There are many definitions of a great rivalry. Sometimes the most intense part of it takes place outside the ring. That would have been the case in Ali-Frazier, had not the in-ring drama been unmatchable. In my own definition, I need there to have been at least 3 fights, and at least one win by each combatant. the lightweight division actually has less of these than one might think. Given the fact that only 5 and 7 pounds separate the division from the others around it, it has often been transitional, especially in modern times. Yet, I take from fairly modern eras for two of my three entries.
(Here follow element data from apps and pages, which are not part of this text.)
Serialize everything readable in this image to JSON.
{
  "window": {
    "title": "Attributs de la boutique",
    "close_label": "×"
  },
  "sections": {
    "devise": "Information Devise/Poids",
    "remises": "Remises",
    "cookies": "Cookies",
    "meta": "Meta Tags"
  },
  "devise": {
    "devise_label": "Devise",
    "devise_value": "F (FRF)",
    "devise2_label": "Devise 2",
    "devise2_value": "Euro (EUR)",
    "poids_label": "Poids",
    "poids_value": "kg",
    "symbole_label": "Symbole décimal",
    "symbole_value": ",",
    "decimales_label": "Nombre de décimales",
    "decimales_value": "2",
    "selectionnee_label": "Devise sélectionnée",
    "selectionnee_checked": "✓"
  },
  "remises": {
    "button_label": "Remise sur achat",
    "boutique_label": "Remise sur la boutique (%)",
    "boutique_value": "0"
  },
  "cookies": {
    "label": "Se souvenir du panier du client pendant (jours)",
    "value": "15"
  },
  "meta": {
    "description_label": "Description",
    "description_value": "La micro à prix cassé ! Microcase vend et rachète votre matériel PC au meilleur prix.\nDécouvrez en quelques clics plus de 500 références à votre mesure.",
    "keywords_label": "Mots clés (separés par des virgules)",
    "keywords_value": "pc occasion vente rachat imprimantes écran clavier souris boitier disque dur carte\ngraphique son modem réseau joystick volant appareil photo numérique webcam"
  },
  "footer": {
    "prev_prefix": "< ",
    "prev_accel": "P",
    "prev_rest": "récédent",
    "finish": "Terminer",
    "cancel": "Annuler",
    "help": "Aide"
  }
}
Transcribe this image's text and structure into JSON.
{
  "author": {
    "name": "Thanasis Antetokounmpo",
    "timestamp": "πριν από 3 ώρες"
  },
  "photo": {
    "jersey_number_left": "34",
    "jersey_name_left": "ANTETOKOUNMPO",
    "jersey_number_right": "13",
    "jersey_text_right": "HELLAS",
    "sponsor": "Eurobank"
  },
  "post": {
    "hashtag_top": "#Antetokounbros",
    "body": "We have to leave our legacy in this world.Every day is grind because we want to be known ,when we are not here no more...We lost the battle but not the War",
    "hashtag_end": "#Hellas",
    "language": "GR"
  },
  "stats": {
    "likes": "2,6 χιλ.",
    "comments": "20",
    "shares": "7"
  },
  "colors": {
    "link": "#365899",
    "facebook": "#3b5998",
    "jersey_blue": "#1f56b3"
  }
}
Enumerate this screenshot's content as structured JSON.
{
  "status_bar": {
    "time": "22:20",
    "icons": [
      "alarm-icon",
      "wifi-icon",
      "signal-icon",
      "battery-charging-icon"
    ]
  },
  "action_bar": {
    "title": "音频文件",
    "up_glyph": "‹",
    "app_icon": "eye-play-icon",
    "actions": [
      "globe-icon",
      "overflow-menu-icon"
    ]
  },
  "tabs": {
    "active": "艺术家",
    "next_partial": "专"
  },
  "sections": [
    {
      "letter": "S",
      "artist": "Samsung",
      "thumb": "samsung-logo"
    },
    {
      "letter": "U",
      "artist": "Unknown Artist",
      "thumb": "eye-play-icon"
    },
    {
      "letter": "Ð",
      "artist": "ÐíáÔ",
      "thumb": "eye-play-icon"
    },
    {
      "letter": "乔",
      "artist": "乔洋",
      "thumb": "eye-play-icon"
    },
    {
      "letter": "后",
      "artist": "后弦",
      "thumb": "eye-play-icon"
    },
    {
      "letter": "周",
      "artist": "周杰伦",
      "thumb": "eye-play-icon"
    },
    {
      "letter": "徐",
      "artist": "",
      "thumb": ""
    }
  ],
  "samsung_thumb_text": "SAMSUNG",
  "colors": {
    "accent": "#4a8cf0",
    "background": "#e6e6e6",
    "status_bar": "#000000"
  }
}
Also, there is no clear winner, which makes this division even more intriguing. Very few men have dominated it for a very long time. Ike Williams, Roberto Duran.. and even they were not untouchable.
Barney Ross vs. Jimmy McLarnin
The first great trilogy in which cultural differences were really seen at the ticket gates. Ross, a Jewish fighter and McLarnin, of Irish descent packed in the Long Island City Madison Square Garden bowl on 3 occasions. Racial differences had sold tickets before, but two white men from the same country might as well have been from different planets, as far as the fans were concerned. Add to that their differing styles. Bruising, brawling, and a bit past his prime, McLarnin actually had no business beating intelligent Ross, but his heart said otherwise. First Ross wrested the title from McLarnin, before McLarnin got the title away in a close rematch. By the time McLarnin had settled the score at 2 fights to 1, millions of dollars had been spent and made. The lightweights were now a real division indeed.
Greg Haugen vs. Vinny Pazienza
The two biggest trash-talkers in the game, and they were fighting each other? Oh, this was too good to be true. In fact, we didn't even know their personalities, until they truly came out against each other. Haugen went unafraid into Pazienza's home territory, and fought Paz on even terms. The decision went Paz's way, leaving Haugen and many others crying robbery. The rematch was a natural, and Haugen left no doubt, winning an easier UD. In the first two fights, both fought at 135lbs, Paz had slugged with Haugen. In the 3rd and final meeting, at 140, he had finally gotten over his Mancini complex, and got on his toes. Although it was closer than the scorecards indicated, and was not the brawl we'd come to expect, the clear win for Pazienza evened the score, and it gave them both something to gloat and complain about for decades.